**To do**. The records below must be reproduced in full and without error.

**Data records for software interfaces**.

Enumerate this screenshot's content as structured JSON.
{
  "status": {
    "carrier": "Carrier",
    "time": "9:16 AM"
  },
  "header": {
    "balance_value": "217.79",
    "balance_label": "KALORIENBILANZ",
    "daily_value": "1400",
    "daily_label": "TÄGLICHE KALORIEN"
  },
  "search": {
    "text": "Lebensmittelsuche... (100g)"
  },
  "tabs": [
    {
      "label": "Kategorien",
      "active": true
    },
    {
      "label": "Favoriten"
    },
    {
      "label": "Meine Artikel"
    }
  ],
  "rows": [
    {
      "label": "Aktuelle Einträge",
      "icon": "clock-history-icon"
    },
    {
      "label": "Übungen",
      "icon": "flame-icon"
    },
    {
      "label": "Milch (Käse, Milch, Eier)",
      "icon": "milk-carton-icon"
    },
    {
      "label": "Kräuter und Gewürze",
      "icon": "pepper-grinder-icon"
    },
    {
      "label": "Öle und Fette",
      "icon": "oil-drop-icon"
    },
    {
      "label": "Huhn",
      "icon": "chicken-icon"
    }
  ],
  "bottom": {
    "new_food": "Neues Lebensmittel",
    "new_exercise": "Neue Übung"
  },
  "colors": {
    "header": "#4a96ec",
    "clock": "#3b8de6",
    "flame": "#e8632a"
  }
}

**Answer section**.
Enumerate this screenshot's content as structured JSON.
{
  "status": {
    "carrier": "Carrier",
    "time": "9:16 AM"
  },
  "header": {
    "balance_value": "217.79",
    "balance_label": "KALORIENBILANZ",
    "daily_value": "1400",
    "daily_label": "TÄGLICHE KALORIEN"
  },
  "search": {
    "text": "Lebensmittelsuche... (100g)"
  },
  "tabs": [
    {
      "label": "Kategorien",
      "active": true
    },
    {
      "label": "Favoriten"
    },
    {
      "label": "Meine Artikel"
    }
  ],
  "rows": [
    {
      "label": "Aktuelle Einträge",
      "icon": "clock-history-icon"
    },
    {
      "label": "Übungen",
      "icon": "flame-icon"
    },
    {
      "label": "Milch (Käse, Milch, Eier)",
      "icon": "milk-carton-icon"
    },
    {
      "label": "Kräuter und Gewürze",
      "icon": "pepper-grinder-icon"
    },
    {
      "label": "Öle und Fette",
      "icon": "oil-drop-icon"
    },
    {
      "label": "Huhn",
      "icon": "chicken-icon"
    }
  ],
  "bottom": {
    "new_food": "Neues Lebensmittel",
    "new_exercise": "Neue Übung"
  },
  "colors": {
    "header": "#4a96ec",
    "clock": "#3b8de6",
    "flame": "#e8632a"
  }
}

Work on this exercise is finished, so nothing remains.